» **Work order**: From the first line to the last, copy the material exactly and leave the pictures out.

(Beginning of Data to use)

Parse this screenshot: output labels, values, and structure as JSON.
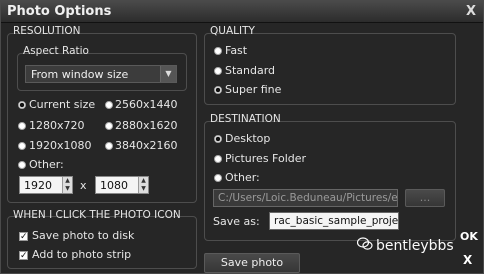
{
  "window": {
    "title": "Photo Options",
    "close_glyph": "X"
  },
  "resolution": {
    "heading": "RESOLUTION",
    "aspect_ratio_label": "Aspect Ratio",
    "aspect_ratio_value": "From window size",
    "options": [
      "Current size",
      "2560x1440",
      "1280x720",
      "2880x1620",
      "1920x1080",
      "3840x2160",
      "Other:"
    ],
    "selected": "Current size",
    "width_value": "1920",
    "height_value": "1080",
    "times": "x"
  },
  "photo_icon": {
    "heading": "WHEN I CLICK THE PHOTO ICON",
    "save_to_disk": "Save photo to disk",
    "add_to_strip": "Add to photo strip",
    "save_to_disk_checked": true,
    "add_to_strip_checked": true
  },
  "quality": {
    "heading": "QUALITY",
    "options": [
      "Fast",
      "Standard",
      "Super fine"
    ],
    "selected": "Super fine"
  },
  "destination": {
    "heading": "DESTINATION",
    "options": [
      "Desktop",
      "Pictures Folder",
      "Other:"
    ],
    "selected": "Desktop",
    "path_value": "C:/Users/Loic.Beduneau/Pictures/e-o",
    "browse_label": "...",
    "save_as_label": "Save as:",
    "save_as_value": "rac_basic_sample_project"
  },
  "actions": {
    "save_photo": "Save photo",
    "ok": "OK",
    "close": "X"
  },
  "watermark": {
    "text": "bentleybbs",
    "icon": "wechat-icon"
  },
  "colors": {
    "window_bg": "#262626",
    "titlebar": "#3a3a3a",
    "border": "#4d4d4d"
  }
}
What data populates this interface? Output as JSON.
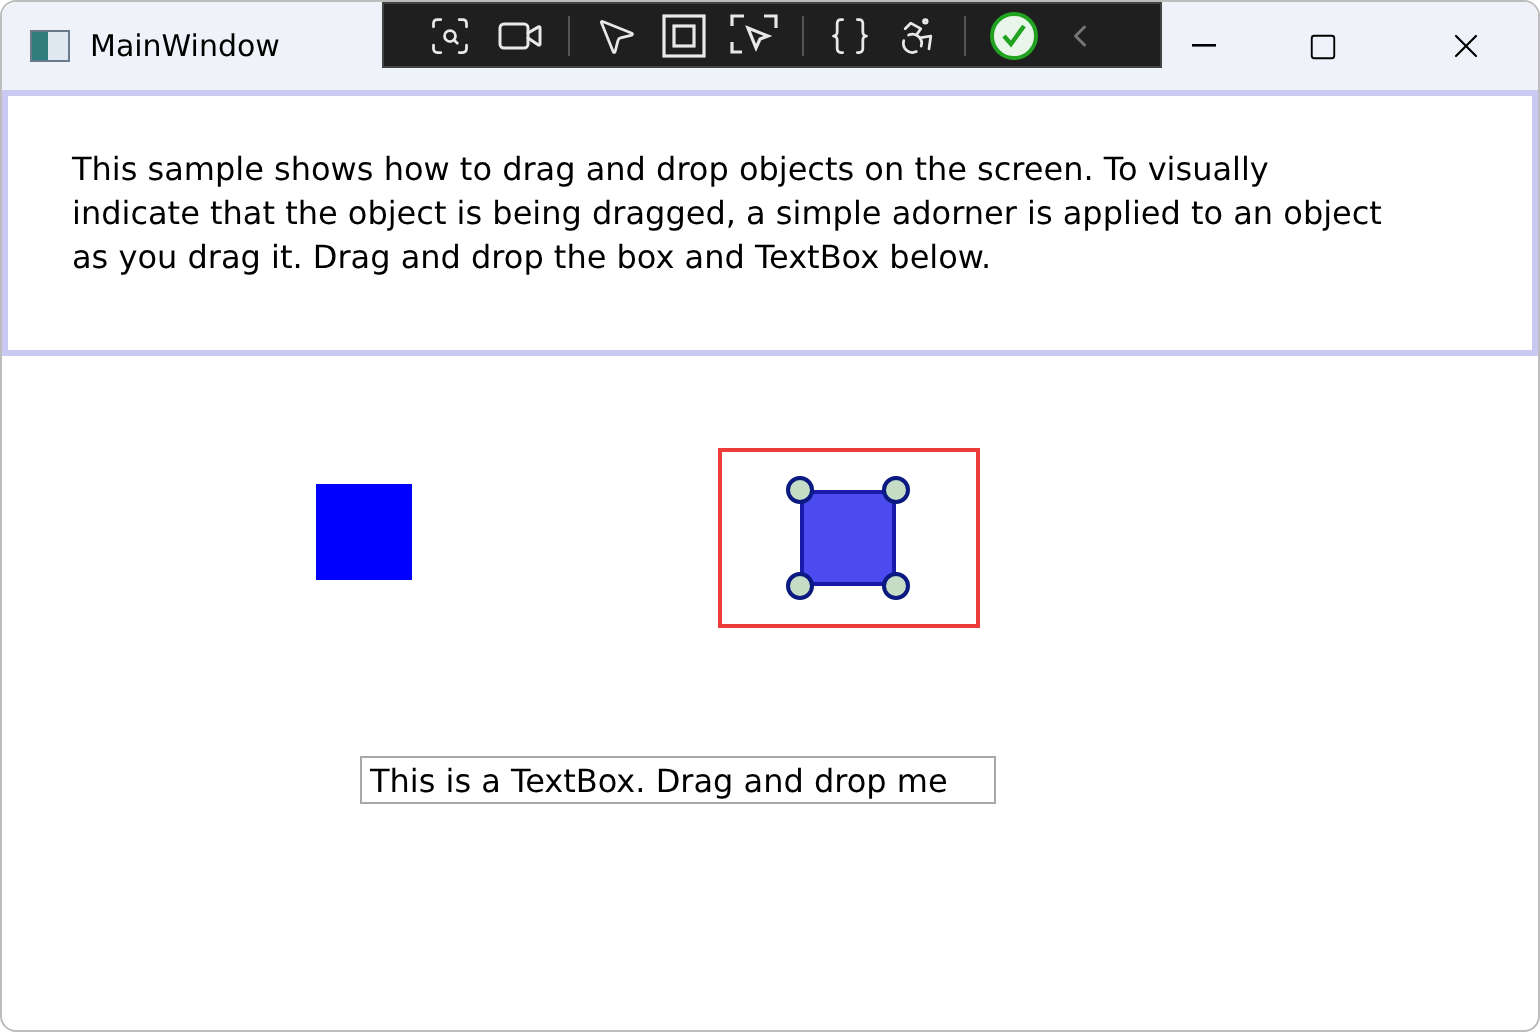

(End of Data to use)

» **Reply to the task**:
Parse this screenshot: output labels, values, and structure as JSON.
{
  "window": {
    "title": "Photo Options",
    "close_glyph": "X"
  },
  "resolution": {
    "heading": "RESOLUTION",
    "aspect_ratio_label": "Aspect Ratio",
    "aspect_ratio_value": "From window size",
    "options": [
      "Current size",
      "2560x1440",
      "1280x720",
      "2880x1620",
      "1920x1080",
      "3840x2160",
      "Other:"
    ],
    "selected": "Current size",
    "width_value": "1920",
    "height_value": "1080",
    "times": "x"
  },
  "photo_icon": {
    "heading": "WHEN I CLICK THE PHOTO ICON",
    "save_to_disk": "Save photo to disk",
    "add_to_strip": "Add to photo strip",
    "save_to_disk_checked": true,
    "add_to_strip_checked": true
  },
  "quality": {
    "heading": "QUALITY",
    "options": [
      "Fast",
      "Standard",
      "Super fine"
    ],
    "selected": "Super fine"
  },
  "destination": {
    "heading": "DESTINATION",
    "options": [
      "Desktop",
      "Pictures Folder",
      "Other:"
    ],
    "selected": "Desktop",
    "path_value": "C:/Users/Loic.Beduneau/Pictures/e-o",
    "browse_label": "...",
    "save_as_label": "Save as:",
    "save_as_value": "rac_basic_sample_project"
  },
  "actions": {
    "save_photo": "Save photo",
    "ok": "OK",
    "close": "X"
  },
  "watermark": {
    "text": "bentleybbs",
    "icon": "wechat-icon"
  },
  "colors": {
    "window_bg": "#262626",
    "titlebar": "#3a3a3a",
    "border": "#4d4d4d"
  }
}
What data populates this interface? Output as JSON.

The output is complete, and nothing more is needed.